I understand @Davemcc 's point about the bargains, but I still do the "more is more" approach. But, I will add that I have access to lower cost repairs than most. I might start in bargains and work up once you gain confidence. It would really hurt to guess wrong on a vintage Omega, Rolex or JLC.  My best piece is probably my Omega and it has caused me nothing but trouble for the last couple of years.

The best examples of Dave's advice in action are the collections of @WatchYourIntruder and @SimplyVintageWatches . There is nothing to criticize there and so much to admire. I think that @chronotriggered and I are more similar in that we take more risks for lower stakes, although his better pieces are better than mine. You can always try @ChronoGuy 's approach which is to buy every watch. He has brands that I have never heard of in incredible condition.  For that privilege he had to sell his soul down at the crossroads.

Thank you @Aurelian for the flattering comment 🙏.

Q1: The answer lies within my name 😂. Simply Vintage Watches, meaning, "let's put this bluntly, I'm all about Vintage Watches".

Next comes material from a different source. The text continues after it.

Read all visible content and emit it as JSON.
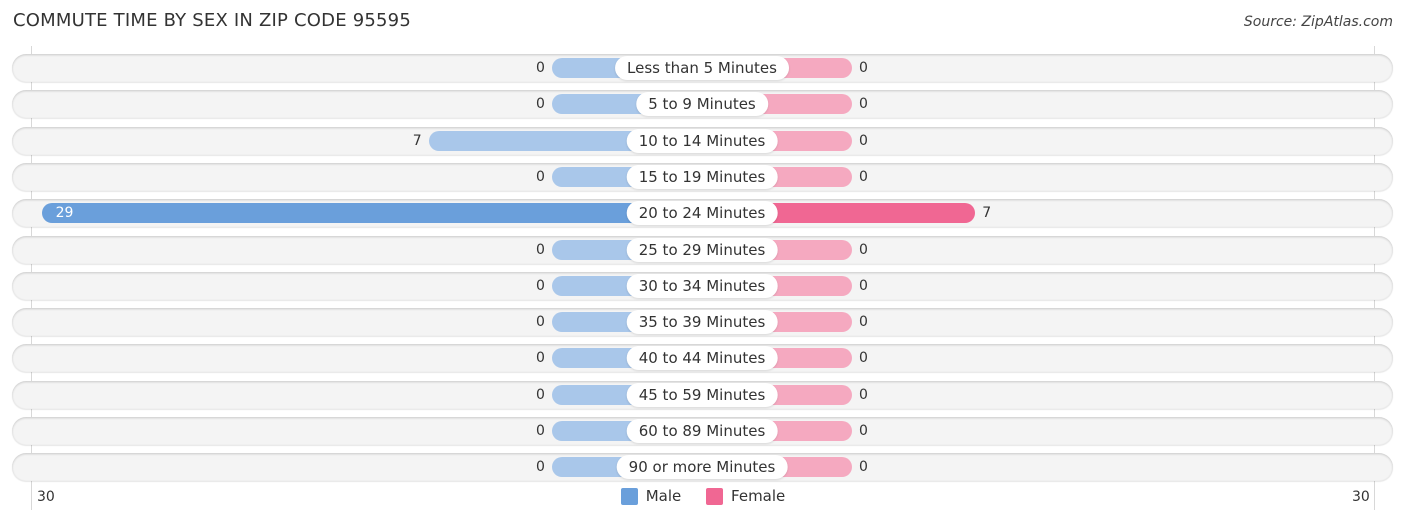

Q2: I use to think that I have an old soul and that that was the reason I got into Vintage Watches. The real reason is that since I was a little boy I have been influenced by cinematic adventures and the thought of discovering something mysterious, special and unique was always a goal of mine...like "treasure hunting". I use to draw up maps and play Indiana Jones ☺️. On top of that, as a kid, I was always a collector of some sort. Figurines, comic books, semi precious stones, rocks, etc...of course, my parents thought that was a healthy way to keep a little boy interested and out of trouble. I guess I'm a sort of failed archeologist 😂.

As an adult I have collected Vintage Star Wars toys, the real deal original Kenner action figures and playsets (1977-1985), vintage Shwinn bicycles, RC hobby grade helicopter Kits where you choose your own electronics built them and fly them 3D style. I guess I have the need of feeling that I am somewhat "ORIGINAL" even if I know I am not 😉.

One day I became friends with a guy that use to work at a pawn shop. He was a fashion watch guy and got me into Nixon wich was a very popular brand at the time. I got a few of those but quickly felt that they we're not really unique. He showed up one day with a few old pocket watches and what I later discovered was a Vintage Bulova Computron. I bought the "lot" of him for maybe $80.00.

The Computron was in very good working order and made me feel like a kid again, like I had striked treasure 😃! From then on I started researching everything I could about Vintage Watches. I trully got hooked!

If you made it this far, remember, I am a failed archeologist 😂 so researching where it all began and discovering truthfull aspects of watchmaking are a must for me. That is why the focus of my collection is mainly "world firsts" and Patents. 

Here is a video of my collection from last year. All the pieces are still in and I have aquired others that are just the right fit for my personal collecting philosophy wich redundantly lies in my "love of wisdom" when it comes to Vintage Watches and on any subject I become interested in for that matter.

https://youtu.be/6MAs22tidXhttps://youtu.be/6MAs22tidX0 

Q3: If Vintage Watches appeal to you, follow that feeling. Fullfill your curiosidy, be an interested individual, be passionate and never ever lazy!